The Alfred P. Sloan Foundation announced that Assistant Professor of Chemistry, Markita Landry, has been awarded a 2018 Sloan Research Fellowship for her work in neuroscience. Dr. Landry is one of a select group of US and Canadian researchers honored for their early-career achievements marking them as the next generation of scientific leaders.
Dr. Landry, and her research team are involved in groundbreaking research to develop a new nanosensor technology and near-infrared imaging platform that will enable non-invasive imaging of neurotransmitter activity in the living brain. The research is specifically looking at the problem of how to test psychiatric and neurological drug efficacy in the brain with infrared light.

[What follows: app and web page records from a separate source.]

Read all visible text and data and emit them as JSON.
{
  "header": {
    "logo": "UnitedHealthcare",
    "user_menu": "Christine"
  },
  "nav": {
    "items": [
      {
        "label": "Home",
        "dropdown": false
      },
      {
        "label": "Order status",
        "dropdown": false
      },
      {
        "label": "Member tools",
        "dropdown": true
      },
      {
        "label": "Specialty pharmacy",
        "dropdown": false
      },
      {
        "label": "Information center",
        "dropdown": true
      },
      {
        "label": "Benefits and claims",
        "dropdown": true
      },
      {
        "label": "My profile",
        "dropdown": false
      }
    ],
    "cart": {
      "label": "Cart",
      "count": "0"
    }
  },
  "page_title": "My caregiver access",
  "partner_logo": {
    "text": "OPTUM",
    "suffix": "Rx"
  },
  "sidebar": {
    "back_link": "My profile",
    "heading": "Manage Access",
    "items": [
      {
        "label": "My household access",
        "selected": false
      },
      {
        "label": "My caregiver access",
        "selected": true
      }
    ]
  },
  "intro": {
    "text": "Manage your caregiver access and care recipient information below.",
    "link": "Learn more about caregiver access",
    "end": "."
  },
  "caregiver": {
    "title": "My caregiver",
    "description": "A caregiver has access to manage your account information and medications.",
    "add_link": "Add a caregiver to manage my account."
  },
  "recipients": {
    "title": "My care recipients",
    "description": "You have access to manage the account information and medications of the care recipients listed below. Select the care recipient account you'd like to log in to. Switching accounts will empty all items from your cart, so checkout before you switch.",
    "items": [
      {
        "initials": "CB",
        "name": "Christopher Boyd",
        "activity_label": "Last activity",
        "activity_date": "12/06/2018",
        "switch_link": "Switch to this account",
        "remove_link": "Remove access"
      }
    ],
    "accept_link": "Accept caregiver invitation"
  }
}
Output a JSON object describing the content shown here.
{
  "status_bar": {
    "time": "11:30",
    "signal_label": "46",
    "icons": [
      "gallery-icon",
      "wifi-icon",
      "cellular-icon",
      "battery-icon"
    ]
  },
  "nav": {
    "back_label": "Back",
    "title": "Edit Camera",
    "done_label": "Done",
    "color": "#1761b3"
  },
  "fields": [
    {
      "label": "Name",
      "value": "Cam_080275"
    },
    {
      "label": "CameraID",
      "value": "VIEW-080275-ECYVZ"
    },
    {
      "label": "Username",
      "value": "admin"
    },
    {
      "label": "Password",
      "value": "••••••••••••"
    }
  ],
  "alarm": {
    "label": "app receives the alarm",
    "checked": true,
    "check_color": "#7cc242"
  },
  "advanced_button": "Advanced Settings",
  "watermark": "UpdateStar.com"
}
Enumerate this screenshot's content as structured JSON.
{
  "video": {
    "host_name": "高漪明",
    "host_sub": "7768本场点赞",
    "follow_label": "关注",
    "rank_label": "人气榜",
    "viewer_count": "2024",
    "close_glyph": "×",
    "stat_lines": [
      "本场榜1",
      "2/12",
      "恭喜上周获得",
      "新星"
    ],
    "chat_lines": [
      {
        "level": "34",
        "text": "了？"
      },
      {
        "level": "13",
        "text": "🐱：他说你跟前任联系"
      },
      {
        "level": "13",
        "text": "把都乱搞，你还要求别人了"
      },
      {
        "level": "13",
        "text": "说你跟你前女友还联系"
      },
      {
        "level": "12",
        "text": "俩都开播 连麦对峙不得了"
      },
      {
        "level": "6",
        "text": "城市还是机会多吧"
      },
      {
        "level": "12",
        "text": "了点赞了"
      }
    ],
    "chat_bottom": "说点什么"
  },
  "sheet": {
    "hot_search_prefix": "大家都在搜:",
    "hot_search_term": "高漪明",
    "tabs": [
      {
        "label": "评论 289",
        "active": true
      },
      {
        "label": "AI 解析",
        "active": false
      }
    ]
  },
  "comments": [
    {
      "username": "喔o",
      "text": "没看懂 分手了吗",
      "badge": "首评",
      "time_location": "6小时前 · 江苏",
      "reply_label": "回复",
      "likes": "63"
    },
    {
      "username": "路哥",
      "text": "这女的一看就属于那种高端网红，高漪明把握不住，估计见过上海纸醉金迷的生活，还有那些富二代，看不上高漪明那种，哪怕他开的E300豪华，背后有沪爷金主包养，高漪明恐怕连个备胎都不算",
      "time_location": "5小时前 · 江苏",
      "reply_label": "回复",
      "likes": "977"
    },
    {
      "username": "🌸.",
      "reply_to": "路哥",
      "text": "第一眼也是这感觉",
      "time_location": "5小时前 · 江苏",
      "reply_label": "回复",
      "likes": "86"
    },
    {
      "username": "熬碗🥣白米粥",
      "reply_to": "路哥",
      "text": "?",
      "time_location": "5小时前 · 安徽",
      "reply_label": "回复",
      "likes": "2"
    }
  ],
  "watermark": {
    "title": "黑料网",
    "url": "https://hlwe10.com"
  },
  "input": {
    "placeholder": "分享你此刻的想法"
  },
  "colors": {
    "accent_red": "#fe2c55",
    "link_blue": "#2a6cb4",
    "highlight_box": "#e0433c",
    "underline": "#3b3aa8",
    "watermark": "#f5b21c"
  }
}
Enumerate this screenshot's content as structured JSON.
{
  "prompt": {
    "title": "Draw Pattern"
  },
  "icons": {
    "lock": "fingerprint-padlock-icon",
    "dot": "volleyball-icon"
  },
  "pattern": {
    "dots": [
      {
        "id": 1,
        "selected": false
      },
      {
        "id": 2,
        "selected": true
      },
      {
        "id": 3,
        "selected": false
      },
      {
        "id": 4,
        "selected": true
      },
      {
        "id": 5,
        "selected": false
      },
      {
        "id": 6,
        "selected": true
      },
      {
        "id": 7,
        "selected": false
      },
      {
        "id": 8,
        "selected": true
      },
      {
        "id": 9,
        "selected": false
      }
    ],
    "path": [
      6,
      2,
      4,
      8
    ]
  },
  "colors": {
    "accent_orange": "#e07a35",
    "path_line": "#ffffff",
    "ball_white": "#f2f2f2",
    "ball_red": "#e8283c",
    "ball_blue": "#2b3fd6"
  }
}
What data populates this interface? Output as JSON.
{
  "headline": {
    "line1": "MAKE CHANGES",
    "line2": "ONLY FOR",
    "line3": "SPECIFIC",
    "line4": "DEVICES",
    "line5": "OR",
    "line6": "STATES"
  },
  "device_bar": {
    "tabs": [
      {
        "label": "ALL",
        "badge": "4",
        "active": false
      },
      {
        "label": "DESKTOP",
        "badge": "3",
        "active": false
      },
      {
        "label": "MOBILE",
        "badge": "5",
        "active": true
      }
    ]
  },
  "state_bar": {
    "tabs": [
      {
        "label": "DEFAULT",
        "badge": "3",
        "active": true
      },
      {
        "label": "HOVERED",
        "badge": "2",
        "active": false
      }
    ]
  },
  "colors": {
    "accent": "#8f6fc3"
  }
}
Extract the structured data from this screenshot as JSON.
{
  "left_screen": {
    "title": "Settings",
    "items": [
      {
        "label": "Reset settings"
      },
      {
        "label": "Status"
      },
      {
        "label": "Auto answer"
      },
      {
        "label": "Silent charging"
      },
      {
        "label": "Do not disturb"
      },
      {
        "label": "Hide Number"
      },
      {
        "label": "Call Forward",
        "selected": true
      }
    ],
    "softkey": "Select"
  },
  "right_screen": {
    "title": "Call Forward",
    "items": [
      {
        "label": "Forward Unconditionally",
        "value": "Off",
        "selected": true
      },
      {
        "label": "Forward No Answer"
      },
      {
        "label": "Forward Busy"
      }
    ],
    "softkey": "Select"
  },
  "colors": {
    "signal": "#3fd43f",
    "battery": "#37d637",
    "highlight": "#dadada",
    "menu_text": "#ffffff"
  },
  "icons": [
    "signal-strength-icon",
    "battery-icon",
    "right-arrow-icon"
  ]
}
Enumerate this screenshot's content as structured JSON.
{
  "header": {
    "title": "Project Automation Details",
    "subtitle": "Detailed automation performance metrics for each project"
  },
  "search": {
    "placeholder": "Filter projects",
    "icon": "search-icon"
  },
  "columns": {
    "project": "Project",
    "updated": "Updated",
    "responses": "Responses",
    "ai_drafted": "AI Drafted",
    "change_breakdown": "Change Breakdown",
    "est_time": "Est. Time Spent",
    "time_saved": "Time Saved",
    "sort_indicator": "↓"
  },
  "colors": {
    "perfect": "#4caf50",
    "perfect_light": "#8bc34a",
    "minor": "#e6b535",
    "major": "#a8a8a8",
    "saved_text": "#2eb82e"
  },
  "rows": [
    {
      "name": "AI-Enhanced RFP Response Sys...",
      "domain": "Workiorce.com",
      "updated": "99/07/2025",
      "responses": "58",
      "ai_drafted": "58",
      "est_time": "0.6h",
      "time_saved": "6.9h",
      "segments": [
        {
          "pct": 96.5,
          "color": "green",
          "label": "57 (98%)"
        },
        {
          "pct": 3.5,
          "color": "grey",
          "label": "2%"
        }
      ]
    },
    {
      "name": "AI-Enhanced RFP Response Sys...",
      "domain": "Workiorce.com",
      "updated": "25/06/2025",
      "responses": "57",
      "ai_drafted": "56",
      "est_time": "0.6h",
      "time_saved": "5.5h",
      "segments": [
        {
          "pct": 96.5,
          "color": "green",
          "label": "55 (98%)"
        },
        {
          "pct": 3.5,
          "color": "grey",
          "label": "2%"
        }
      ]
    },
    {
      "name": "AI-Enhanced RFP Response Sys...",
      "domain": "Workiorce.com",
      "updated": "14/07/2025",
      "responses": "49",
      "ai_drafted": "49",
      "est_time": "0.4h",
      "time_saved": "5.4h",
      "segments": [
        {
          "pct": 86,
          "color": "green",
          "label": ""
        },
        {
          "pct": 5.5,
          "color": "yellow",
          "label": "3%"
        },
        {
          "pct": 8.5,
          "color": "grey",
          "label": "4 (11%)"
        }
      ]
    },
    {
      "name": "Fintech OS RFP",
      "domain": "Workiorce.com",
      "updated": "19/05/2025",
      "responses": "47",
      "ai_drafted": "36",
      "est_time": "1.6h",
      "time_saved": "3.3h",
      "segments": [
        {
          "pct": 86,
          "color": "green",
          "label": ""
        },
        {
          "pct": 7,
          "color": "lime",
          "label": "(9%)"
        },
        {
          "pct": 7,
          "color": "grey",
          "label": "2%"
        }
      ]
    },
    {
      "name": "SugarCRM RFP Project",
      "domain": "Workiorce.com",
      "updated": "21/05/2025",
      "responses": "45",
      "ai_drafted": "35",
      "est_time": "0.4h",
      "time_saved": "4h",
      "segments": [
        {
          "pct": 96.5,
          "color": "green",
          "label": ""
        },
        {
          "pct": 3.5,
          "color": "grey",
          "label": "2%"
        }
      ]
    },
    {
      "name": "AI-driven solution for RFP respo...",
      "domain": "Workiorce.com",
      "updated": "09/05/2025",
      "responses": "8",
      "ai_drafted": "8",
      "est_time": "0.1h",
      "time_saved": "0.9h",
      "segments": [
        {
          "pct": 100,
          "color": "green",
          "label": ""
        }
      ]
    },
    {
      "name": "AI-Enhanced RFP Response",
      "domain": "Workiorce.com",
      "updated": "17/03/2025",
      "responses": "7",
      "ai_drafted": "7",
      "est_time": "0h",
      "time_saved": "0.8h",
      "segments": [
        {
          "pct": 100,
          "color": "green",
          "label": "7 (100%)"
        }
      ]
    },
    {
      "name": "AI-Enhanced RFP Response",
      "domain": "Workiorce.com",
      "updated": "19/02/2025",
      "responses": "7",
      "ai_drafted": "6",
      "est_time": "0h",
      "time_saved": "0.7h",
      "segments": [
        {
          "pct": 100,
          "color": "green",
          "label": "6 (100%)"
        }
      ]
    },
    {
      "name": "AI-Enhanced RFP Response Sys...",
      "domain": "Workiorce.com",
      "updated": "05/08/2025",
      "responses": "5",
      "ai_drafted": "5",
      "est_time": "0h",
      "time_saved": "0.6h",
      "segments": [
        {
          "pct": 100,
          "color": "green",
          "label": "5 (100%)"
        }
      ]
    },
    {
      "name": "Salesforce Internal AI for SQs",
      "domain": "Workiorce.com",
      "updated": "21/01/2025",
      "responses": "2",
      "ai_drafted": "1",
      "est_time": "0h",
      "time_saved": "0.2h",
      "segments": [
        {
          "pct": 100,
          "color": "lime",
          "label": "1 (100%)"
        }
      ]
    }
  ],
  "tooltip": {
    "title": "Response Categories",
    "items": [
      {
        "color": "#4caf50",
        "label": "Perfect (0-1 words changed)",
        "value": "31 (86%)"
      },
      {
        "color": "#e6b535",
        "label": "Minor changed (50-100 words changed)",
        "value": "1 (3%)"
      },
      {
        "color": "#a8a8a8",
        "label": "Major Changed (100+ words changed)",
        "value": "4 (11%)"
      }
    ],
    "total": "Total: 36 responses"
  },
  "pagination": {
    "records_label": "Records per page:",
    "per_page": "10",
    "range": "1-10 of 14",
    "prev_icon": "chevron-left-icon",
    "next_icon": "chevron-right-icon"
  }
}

The goal is to create a microscopic imaging platform that can image neurotransmitters through cranial bone, skin, and tissue. Optical detection of neurotransmitters in the brain of an awake animal will enable direct study of the fundamental underlying mechanisms of behavioral disorders which can accurately validate the neural action of a psychiatric drug.
A founder of modern neuroscience and professor emerita of integrative biology at Berkeley, Marion Cleeves Diamond died July 25 in Oakland at the age of 90. Diamond gained fame in 1984 by examining preserved sections of Albert Einstein’s brain. Her primary scientific accomplishment came from showing how an enriched environment could enhance the brain’s internal structure, overturning the traditional view of the brain as a static entity that declines with age. A gifted and engaging teacher, Diamond inspired generations of students in her human anatomy courses until she retired in 2014.
Berkeley engineers have built the first dust-sized wireless sensors that can be implanted in the body in order to monitor the real-time activity of nerves, muscles, or organs. These Neural Dust sensors, each the size of a sand grain, use ultrasound to power and read out measurements, so it could potentially be used throughout the body. Ultimately, this technology could improve the brain’s control of external prosthetics or lead to treatments for disorders such as epilepsy.